This week’s AAII Weekly Digest highlights these
“must-read” AAII articles:
There are more than 40 mutual funds and exchange-traded funds (ETFs) widely available to investors that explicitly list the S&P 500 in their name. These funds track the large-cap index or follow a strategy based on a variant weighting or a subset of the index. A challenge for investors seeking passive exposure to the large-cap index is choosing which fund to invest in. The decision depends on both the characteristics being sought and the willingness to look closely at the strategy a fund is designed to follow. Here is a discussion of some of the basic differences between the various S&P 500 funds.
About 70% of active equity mutual funds are closet indexers that generally fail to beat the market after fees. Mutual funds with market-beating performance tend to be highly active, hold relatively fewer stocks and are of smaller size. This article highlights how to weed out closet indexers and identify truly active funds.
After 14 years, which is a fair period of evaluation and even included one of the three major crashes of the last hundred years, it seems the Model Fund Portfolio has not been able to beat the S&P 500 index.
ETFs, like mutual funds, are pooled investments, but two primary features promote trading of an ETF’s price close to its underlying value. Here is a behind-the-scenes look at how ETFs function.
Our Member Question for this week is:
How do you invest in real estate? (choose all that apply)
Vote to answer this week’s Special Question: If the tax reforms being considered by Congress did away with deductions for mortgage interest and/or property taxes, how would that change how you invest in real estate?

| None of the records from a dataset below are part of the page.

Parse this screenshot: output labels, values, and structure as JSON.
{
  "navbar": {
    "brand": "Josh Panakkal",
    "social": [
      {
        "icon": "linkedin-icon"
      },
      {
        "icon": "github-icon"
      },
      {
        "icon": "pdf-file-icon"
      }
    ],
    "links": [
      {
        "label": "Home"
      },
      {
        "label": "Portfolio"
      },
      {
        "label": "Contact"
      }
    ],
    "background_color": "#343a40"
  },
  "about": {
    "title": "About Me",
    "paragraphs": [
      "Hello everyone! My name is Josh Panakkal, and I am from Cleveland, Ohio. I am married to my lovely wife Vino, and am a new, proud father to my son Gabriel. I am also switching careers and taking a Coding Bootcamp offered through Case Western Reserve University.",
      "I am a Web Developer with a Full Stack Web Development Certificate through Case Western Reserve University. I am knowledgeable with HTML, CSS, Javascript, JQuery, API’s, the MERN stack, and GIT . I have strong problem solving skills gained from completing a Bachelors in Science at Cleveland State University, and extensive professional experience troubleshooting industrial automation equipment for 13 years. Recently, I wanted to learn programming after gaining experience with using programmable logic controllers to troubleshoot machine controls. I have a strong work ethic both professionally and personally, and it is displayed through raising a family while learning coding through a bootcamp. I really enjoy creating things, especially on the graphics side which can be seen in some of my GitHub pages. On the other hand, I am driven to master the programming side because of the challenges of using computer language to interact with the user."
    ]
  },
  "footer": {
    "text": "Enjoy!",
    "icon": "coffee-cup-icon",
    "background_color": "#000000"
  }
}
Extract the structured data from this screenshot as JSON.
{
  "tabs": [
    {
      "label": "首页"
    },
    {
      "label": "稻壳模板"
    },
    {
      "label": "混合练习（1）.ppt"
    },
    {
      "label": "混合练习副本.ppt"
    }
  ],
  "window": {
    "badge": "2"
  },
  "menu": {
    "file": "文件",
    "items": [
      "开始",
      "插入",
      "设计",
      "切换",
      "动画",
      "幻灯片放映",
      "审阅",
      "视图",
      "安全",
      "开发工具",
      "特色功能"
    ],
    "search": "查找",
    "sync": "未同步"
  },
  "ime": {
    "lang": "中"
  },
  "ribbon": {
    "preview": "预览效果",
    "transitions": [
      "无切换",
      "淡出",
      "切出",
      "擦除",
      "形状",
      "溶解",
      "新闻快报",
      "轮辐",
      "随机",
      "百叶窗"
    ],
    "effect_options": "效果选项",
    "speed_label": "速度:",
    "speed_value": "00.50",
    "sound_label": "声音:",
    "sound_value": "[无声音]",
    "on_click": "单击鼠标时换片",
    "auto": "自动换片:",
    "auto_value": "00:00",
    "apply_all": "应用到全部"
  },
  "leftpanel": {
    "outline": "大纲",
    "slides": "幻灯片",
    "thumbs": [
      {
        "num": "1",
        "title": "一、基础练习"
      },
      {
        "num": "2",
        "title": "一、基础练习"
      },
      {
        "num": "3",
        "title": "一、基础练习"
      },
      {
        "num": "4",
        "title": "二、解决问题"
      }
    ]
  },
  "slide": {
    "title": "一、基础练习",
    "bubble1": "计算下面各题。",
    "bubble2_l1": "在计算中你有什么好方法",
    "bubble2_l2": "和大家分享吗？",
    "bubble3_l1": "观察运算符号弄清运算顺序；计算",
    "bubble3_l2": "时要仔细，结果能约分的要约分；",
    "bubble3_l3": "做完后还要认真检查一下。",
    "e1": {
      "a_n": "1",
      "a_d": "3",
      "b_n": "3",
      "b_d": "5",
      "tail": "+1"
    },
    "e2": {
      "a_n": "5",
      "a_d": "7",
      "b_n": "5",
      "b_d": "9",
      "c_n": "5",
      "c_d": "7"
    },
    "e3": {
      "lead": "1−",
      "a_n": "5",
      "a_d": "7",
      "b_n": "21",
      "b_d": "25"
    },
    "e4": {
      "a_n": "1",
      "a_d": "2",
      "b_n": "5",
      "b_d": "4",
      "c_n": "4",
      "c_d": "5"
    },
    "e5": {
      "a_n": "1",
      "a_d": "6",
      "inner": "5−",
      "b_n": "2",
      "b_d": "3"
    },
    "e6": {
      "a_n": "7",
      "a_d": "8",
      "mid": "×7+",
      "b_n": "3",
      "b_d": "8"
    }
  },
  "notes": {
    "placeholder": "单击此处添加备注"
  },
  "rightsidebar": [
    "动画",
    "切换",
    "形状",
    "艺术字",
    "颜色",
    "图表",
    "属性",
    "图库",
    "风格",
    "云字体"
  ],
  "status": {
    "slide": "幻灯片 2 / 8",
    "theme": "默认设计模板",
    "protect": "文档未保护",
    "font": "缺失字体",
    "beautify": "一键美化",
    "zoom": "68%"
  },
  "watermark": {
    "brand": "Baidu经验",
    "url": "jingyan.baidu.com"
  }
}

Last Week’s Results:
If Congressional Republicans are not able to reach a consensus on tax reform, how much of an impact will this have on the U.S. stock market over the next six to 12 months?
Poll results are as of 9 a.m. (Central) on Monday. 2,819 respondents.
Our readers weigh in on the impact failed tax reform could have on U.S. stocks. In addition, our latest special question asked what steps our readers are taking to make sure descendants or trustees can manage their digital accounts after they are gone.
Investors added $249.4 billion to exchange-traded funds (ETFs) during the first half of 2017, not far from the $287.5 billion added during full-year 2016. As of the end of June, total assets under management (AUM) for U.S.-listed ETFs was only slightly under $3 trillion, up 30% from 12 months ago. The latest update to AAII’s annual ETF guide includes detailed return information and data on more than 2,000 exchange-traded products.